--- WORK TO COMPLETE ---
Only the number is wanted: how many lines below include "this"?

--- RECORDS PROVIDED ---

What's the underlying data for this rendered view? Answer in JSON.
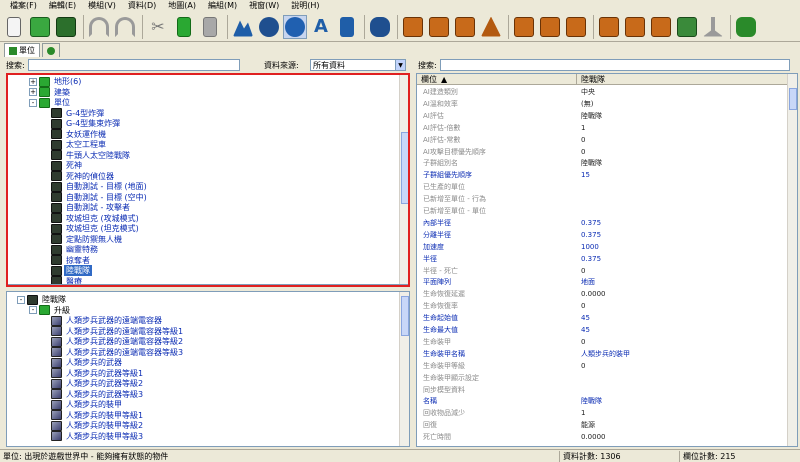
{
  "menu": [
    "檔案(F)",
    "編輯(E)",
    "模組(V)",
    "資料(D)",
    "地圖(A)",
    "編組(M)",
    "視窗(W)",
    "說明(H)"
  ],
  "tabs": [
    {
      "label": "單位"
    },
    {
      "label": ""
    }
  ],
  "search": {
    "label": "搜索:",
    "value": ""
  },
  "source": {
    "label": "資料來源:",
    "value": "所有資料"
  },
  "right_search": {
    "label": "搜索:",
    "value": ""
  },
  "tree_top": [
    {
      "label": "地形(6)",
      "level": 1,
      "exp": "+",
      "icon": "folder"
    },
    {
      "label": "建築",
      "level": 1,
      "exp": "+",
      "icon": "folder"
    },
    {
      "label": "單位",
      "level": 1,
      "exp": "-",
      "icon": "folder"
    },
    {
      "label": "G-4型炸彈",
      "level": 2,
      "icon": "unit"
    },
    {
      "label": "G-4型集束炸彈",
      "level": 2,
      "icon": "unit"
    },
    {
      "label": "女妖運作機",
      "level": 2,
      "icon": "unit"
    },
    {
      "label": "太空工程車",
      "level": 2,
      "icon": "unit"
    },
    {
      "label": "牛頭人太空陸戰隊",
      "level": 2,
      "icon": "unit"
    },
    {
      "label": "死神",
      "level": 2,
      "icon": "unit"
    },
    {
      "label": "死神的偵位器",
      "level": 2,
      "icon": "unit"
    },
    {
      "label": "自動測試 - 目標 (地面)",
      "level": 2,
      "icon": "unit"
    },
    {
      "label": "自動測試 - 目標 (空中)",
      "level": 2,
      "icon": "unit"
    },
    {
      "label": "自動測試 - 攻擊者",
      "level": 2,
      "icon": "unit"
    },
    {
      "label": "攻城坦克 (攻城模式)",
      "level": 2,
      "icon": "unit"
    },
    {
      "label": "攻城坦克 (坦克模式)",
      "level": 2,
      "icon": "unit"
    },
    {
      "label": "定點防禦無人機",
      "level": 2,
      "icon": "unit"
    },
    {
      "label": "幽靈特務",
      "level": 2,
      "icon": "unit"
    },
    {
      "label": "掠奪者",
      "level": 2,
      "icon": "unit"
    },
    {
      "label": "陸戰隊",
      "level": 2,
      "icon": "unit",
      "selected": true
    },
    {
      "label": "醫療",
      "level": 2,
      "icon": "unit"
    }
  ],
  "tree_bottom": [
    {
      "label": "陸戰隊",
      "level": 0,
      "exp": "-",
      "icon": "unit",
      "black": true
    },
    {
      "label": "升級",
      "level": 1,
      "exp": "-",
      "icon": "folder",
      "black": true
    },
    {
      "label": "人類步兵武器的遠端電容器",
      "level": 2,
      "icon": "up"
    },
    {
      "label": "人類步兵武器的遠端電容器等級1",
      "level": 2,
      "icon": "up"
    },
    {
      "label": "人類步兵武器的遠端電容器等級2",
      "level": 2,
      "icon": "up"
    },
    {
      "label": "人類步兵武器的遠端電容器等級3",
      "level": 2,
      "icon": "up"
    },
    {
      "label": "人類步兵的武器",
      "level": 2,
      "icon": "up"
    },
    {
      "label": "人類步兵的武器等級1",
      "level": 2,
      "icon": "up"
    },
    {
      "label": "人類步兵的武器等級2",
      "level": 2,
      "icon": "up"
    },
    {
      "label": "人類步兵的武器等級3",
      "level": 2,
      "icon": "up"
    },
    {
      "label": "人類步兵的裝甲",
      "level": 2,
      "icon": "up"
    },
    {
      "label": "人類步兵的裝甲等級1",
      "level": 2,
      "icon": "up"
    },
    {
      "label": "人類步兵的裝甲等級2",
      "level": 2,
      "icon": "up"
    },
    {
      "label": "人類步兵的裝甲等級3",
      "level": 2,
      "icon": "up"
    }
  ],
  "grid": {
    "col_field": "欄位",
    "col_value": "陸戰隊",
    "rows": [
      {
        "n": "AI建造類別",
        "v": "中央",
        "b": false
      },
      {
        "n": "AI溫和效率",
        "v": "(無)",
        "b": false
      },
      {
        "n": "AI評估",
        "v": "陸戰隊",
        "b": false
      },
      {
        "n": "AI評估-倍數",
        "v": "1",
        "b": false
      },
      {
        "n": "AI評估-常數",
        "v": "0",
        "b": false
      },
      {
        "n": "AI攻擊目標優先順序",
        "v": "0",
        "b": false
      },
      {
        "n": "子群組別名",
        "v": "陸戰隊",
        "b": false
      },
      {
        "n": "子群組優先順序",
        "v": "15",
        "b": true
      },
      {
        "n": "已生產的單位",
        "v": "",
        "b": false
      },
      {
        "n": "已新增至單位 - 行為",
        "v": "",
        "b": false
      },
      {
        "n": "已新增至單位 - 單位",
        "v": "",
        "b": false
      },
      {
        "n": "內部半徑",
        "v": "0.375",
        "b": true
      },
      {
        "n": "分離半徑",
        "v": "0.375",
        "b": true
      },
      {
        "n": "加速度",
        "v": "1000",
        "b": true
      },
      {
        "n": "半徑",
        "v": "0.375",
        "b": true
      },
      {
        "n": "半徑 - 死亡",
        "v": "0",
        "b": false
      },
      {
        "n": "平面陣列",
        "v": "地面",
        "b": true
      },
      {
        "n": "生命恢復延遲",
        "v": "0.0000",
        "b": false
      },
      {
        "n": "生命恢復率",
        "v": "0",
        "b": false
      },
      {
        "n": "生命起始值",
        "v": "45",
        "b": true
      },
      {
        "n": "生命最大值",
        "v": "45",
        "b": true
      },
      {
        "n": "生命裝甲",
        "v": "0",
        "b": false
      },
      {
        "n": "生命裝甲名稱",
        "v": "人類步兵的裝甲",
        "b": true
      },
      {
        "n": "生命裝甲等級",
        "v": "0",
        "b": false
      },
      {
        "n": "生命裝甲顯示設定",
        "v": "",
        "b": false
      },
      {
        "n": "同步模型資料",
        "v": "",
        "b": false
      },
      {
        "n": "名稱",
        "v": "陸戰隊",
        "b": true
      },
      {
        "n": "回收物品減少",
        "v": "1",
        "b": false
      },
      {
        "n": "回復",
        "v": "能源",
        "b": false
      },
      {
        "n": "死亡時間",
        "v": "0.0000",
        "b": false
      }
    ]
  },
  "status": {
    "message": "單位: 出現於遊戲世界中 - 能夠擁有狀態的物件",
    "records": "資料計數: 1306",
    "fields": "欄位計數: 215"
  }
}
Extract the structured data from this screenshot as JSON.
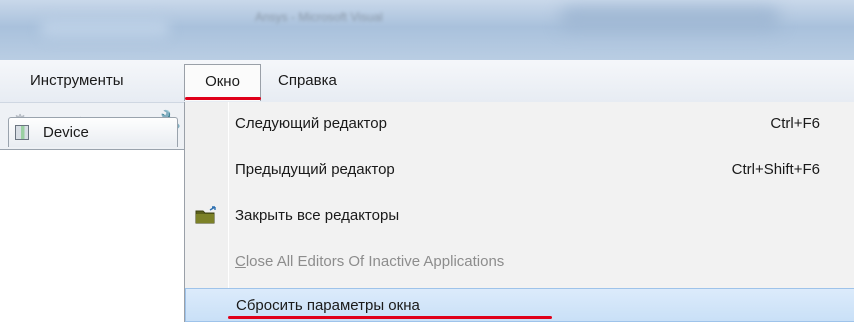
{
  "window": {
    "title": "Ansys - Microsoft Visual"
  },
  "menubar": {
    "items": [
      {
        "label": "Инструменты"
      },
      {
        "label": "Окно"
      },
      {
        "label": "Справка"
      }
    ]
  },
  "tab": {
    "label": "Device"
  },
  "window_menu": {
    "items": [
      {
        "label": "Следующий редактор",
        "shortcut": "Ctrl+F6",
        "enabled": true,
        "icon": ""
      },
      {
        "label": "Предыдущий редактор",
        "shortcut": "Ctrl+Shift+F6",
        "enabled": true,
        "icon": ""
      },
      {
        "label": "Закрыть все редакторы",
        "shortcut": "",
        "enabled": true,
        "icon": "close-all-folder-icon"
      },
      {
        "label": "Close All Editors Of Inactive Applications",
        "shortcut": "",
        "enabled": false,
        "icon": ""
      },
      {
        "label": "Сбросить параметры окна",
        "shortcut": "",
        "enabled": true,
        "icon": "",
        "highlighted": true
      }
    ]
  },
  "colors": {
    "annotation_red": "#e0001a",
    "highlight": "#cce4f7",
    "disabled_text": "#8d8d8d"
  }
}
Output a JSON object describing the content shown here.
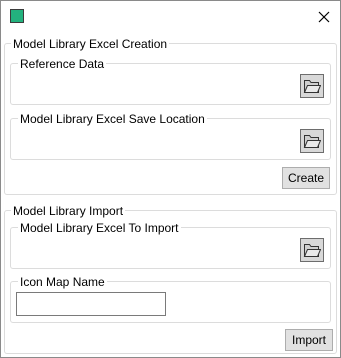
{
  "window": {
    "accent_color": "#23b27e"
  },
  "creation": {
    "title": "Model Library Excel Creation",
    "reference_data": {
      "label": "Reference Data"
    },
    "save_location": {
      "label": "Model Library Excel Save Location"
    },
    "create_label": "Create"
  },
  "import_section": {
    "title": "Model Library Import",
    "excel_to_import": {
      "label": "Model Library Excel To Import"
    },
    "icon_map": {
      "label": "Icon Map Name",
      "value": ""
    },
    "import_label": "Import"
  },
  "icons": {
    "app": "app-icon",
    "close": "close-icon",
    "browse": "folder-icon"
  }
}
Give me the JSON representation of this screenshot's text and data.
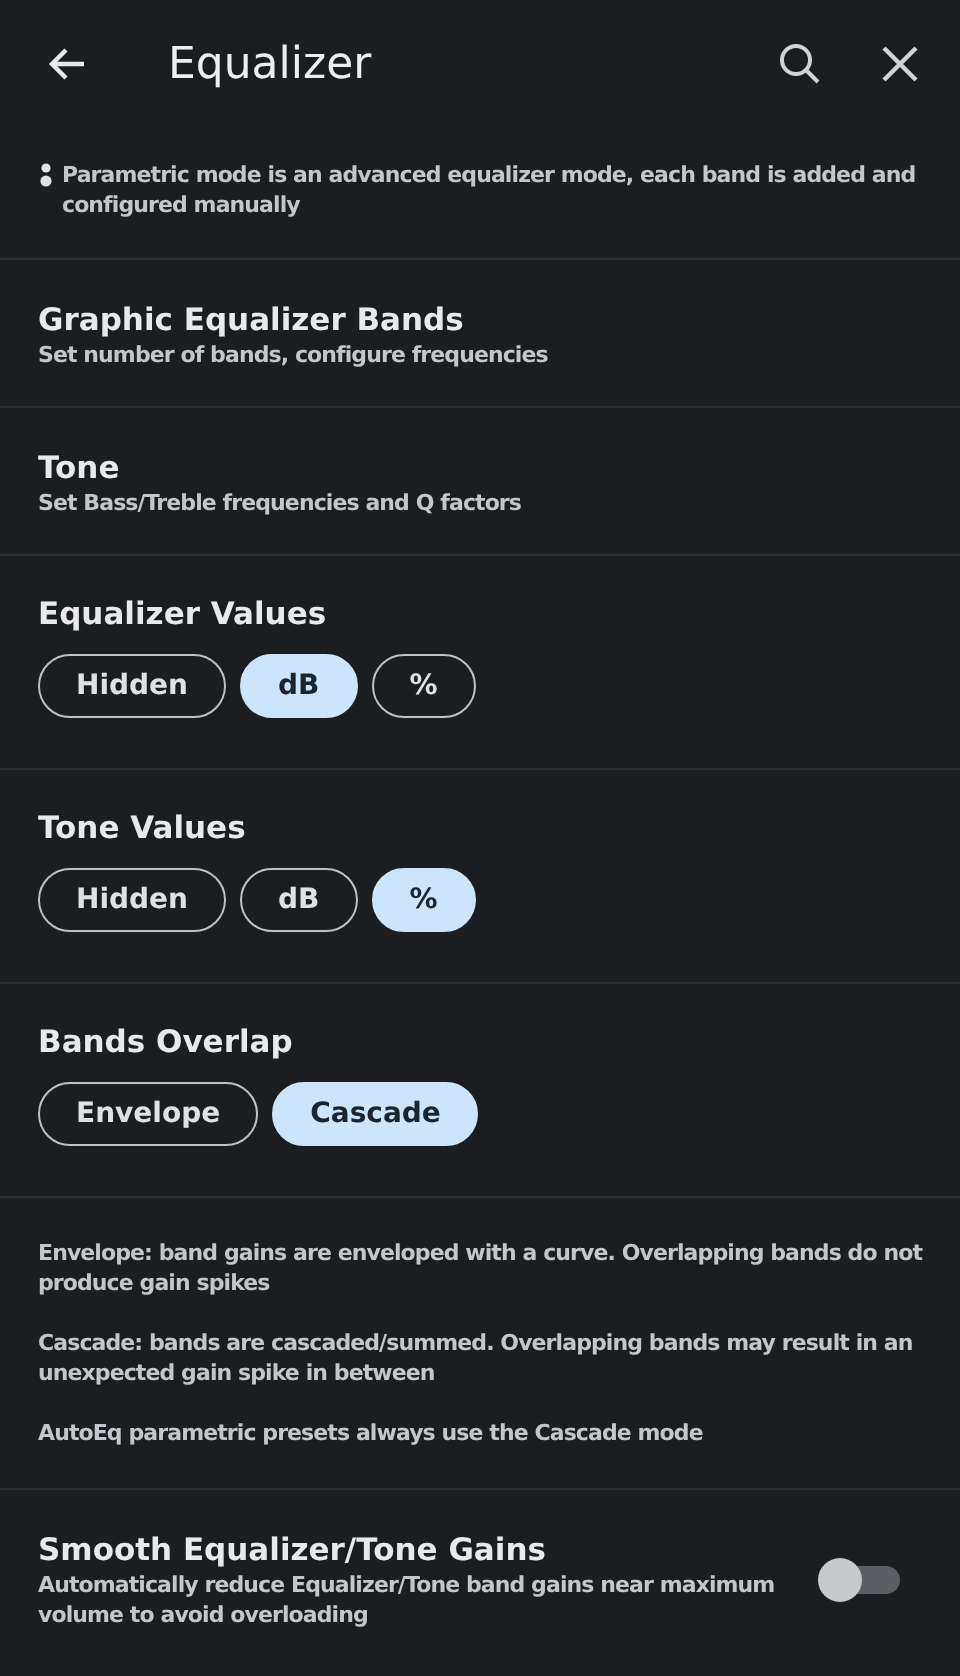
{
  "header": {
    "title": "Equalizer"
  },
  "sections": [
    {
      "kind": "note",
      "text": "Parametric mode is an advanced equalizer mode, each band is added and configured manually"
    },
    {
      "kind": "link",
      "title": "Graphic Equalizer Bands",
      "subtitle": "Set number of bands, configure frequencies"
    },
    {
      "kind": "link",
      "title": "Tone",
      "subtitle": "Set Bass/Treble frequencies and Q factors"
    },
    {
      "kind": "choice",
      "title": "Equalizer Values",
      "options": [
        {
          "label": "Hidden",
          "selected": false
        },
        {
          "label": "dB",
          "selected": true
        },
        {
          "label": "%",
          "selected": false
        }
      ]
    },
    {
      "kind": "choice",
      "title": "Tone Values",
      "options": [
        {
          "label": "Hidden",
          "selected": false
        },
        {
          "label": "dB",
          "selected": false
        },
        {
          "label": "%",
          "selected": true
        }
      ]
    },
    {
      "kind": "choice",
      "title": "Bands Overlap",
      "options": [
        {
          "label": "Envelope",
          "selected": false
        },
        {
          "label": "Cascade",
          "selected": true
        }
      ]
    },
    {
      "kind": "info",
      "paragraphs": [
        "Envelope: band gains are enveloped with a curve. Overlapping bands do not produce gain spikes",
        "Cascade: bands are cascaded/summed. Overlapping bands may result in an unexpected gain spike in between",
        "AutoEq parametric presets always use the Cascade mode"
      ]
    },
    {
      "kind": "toggle",
      "title": "Smooth Equalizer/Tone Gains",
      "subtitle": "Automatically reduce Equalizer/Tone band gains near maximum volume to avoid overloading",
      "on": false
    }
  ]
}
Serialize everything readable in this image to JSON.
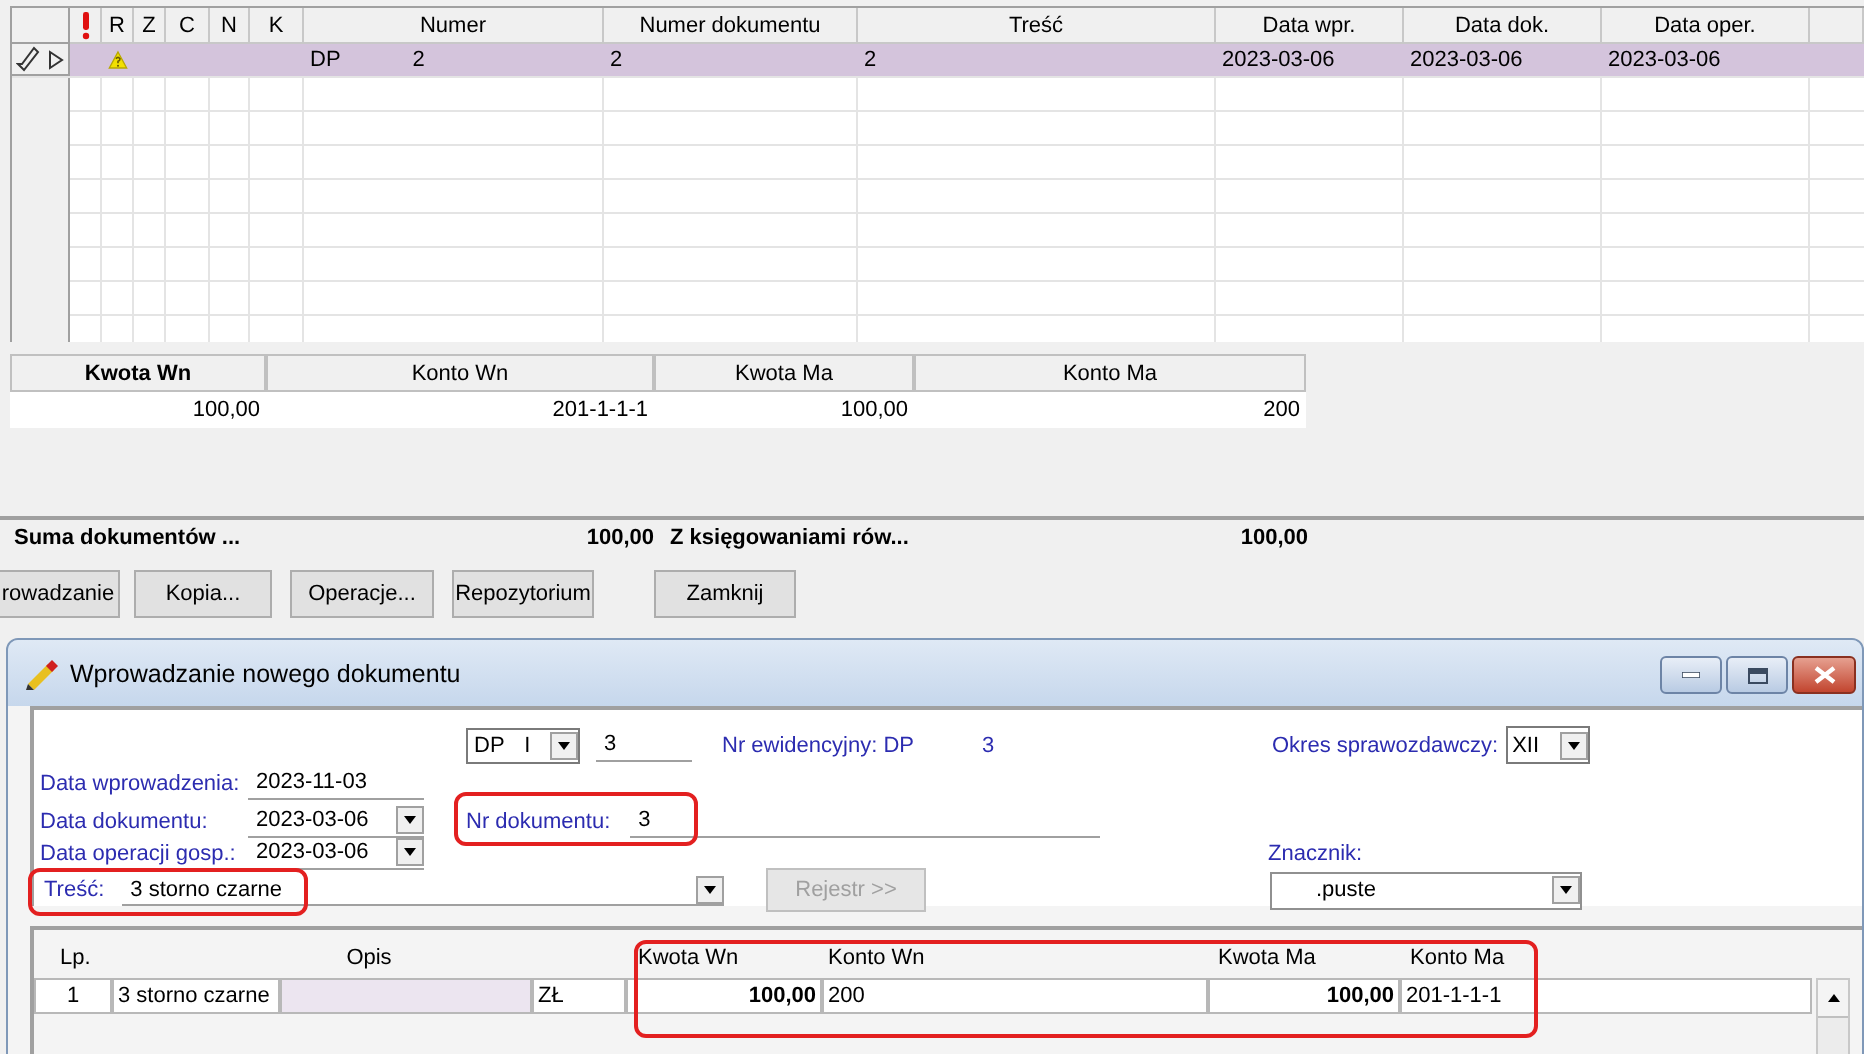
{
  "documents_table": {
    "columns": [
      "R",
      "Z",
      "C",
      "N",
      "K",
      "Numer",
      "Numer dokumentu",
      "Treść",
      "Data wpr.",
      "Data dok.",
      "Data oper."
    ],
    "rows": [
      {
        "selected": true,
        "warning": true,
        "numer_prefix": "DP",
        "numer": "2",
        "numer_dokumentu": "2",
        "tresc": "2",
        "data_wpr": "2023-03-06",
        "data_dok": "2023-03-06",
        "data_oper": "2023-03-06"
      }
    ]
  },
  "postings_table": {
    "columns": [
      {
        "label": "Kwota Wn",
        "sorted": true
      },
      {
        "label": "Konto Wn",
        "sorted": false
      },
      {
        "label": "Kwota Ma",
        "sorted": false
      },
      {
        "label": "Konto Ma",
        "sorted": false
      }
    ],
    "rows": [
      [
        "100,00",
        "201-1-1-1",
        "100,00",
        "200"
      ]
    ]
  },
  "summary": [
    {
      "label": "Suma dokumentów ...",
      "value": "100,00"
    },
    {
      "label": "Z księgowaniami rów...",
      "value": "100,00"
    }
  ],
  "buttons": [
    "rowadzanie",
    "Kopia...",
    "Operacje...",
    "Repozytorium",
    "Zamknij"
  ],
  "dialog": {
    "title": "Wprowadzanie nowego dokumentu",
    "document_type": {
      "code": "DP",
      "suffix": "I"
    },
    "number": "3",
    "nr_ewidencyjny": {
      "label": "Nr ewidencyjny: DP",
      "value": "3"
    },
    "okres": {
      "label": "Okres sprawozdawczy:",
      "value": "XII"
    },
    "dates": [
      {
        "label": "Data wprowadzenia:",
        "value": "2023-11-03",
        "dropdown": false
      },
      {
        "label": "Data dokumentu:",
        "value": "2023-03-06",
        "dropdown": true
      },
      {
        "label": "Data operacji gosp.:",
        "value": "2023-03-06",
        "dropdown": true
      }
    ],
    "nr_dokumentu": {
      "label": "Nr dokumentu:",
      "value": "3",
      "highlighted": true
    },
    "tresc": {
      "label": "Treść:",
      "value": "3 storno czarne",
      "highlighted": true
    },
    "rejestr_button": {
      "label": "Rejestr >>",
      "disabled": true
    },
    "znacznik": {
      "label": "Znacznik:",
      "value": ".puste"
    },
    "lines": {
      "columns": [
        "Lp.",
        "Opis",
        "Kwota Wn",
        "Konto Wn",
        "Kwota Ma",
        "Konto Ma"
      ],
      "amounts_highlighted": true,
      "rows": [
        {
          "lp": "1",
          "opis": "3 storno czarne",
          "currency": "ZŁ",
          "kwota_wn": "100,00",
          "konto_wn": "200",
          "kwota_ma": "100,00",
          "konto_ma": "201-1-1-1"
        }
      ]
    }
  }
}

--- TASK RESPONSE ---
4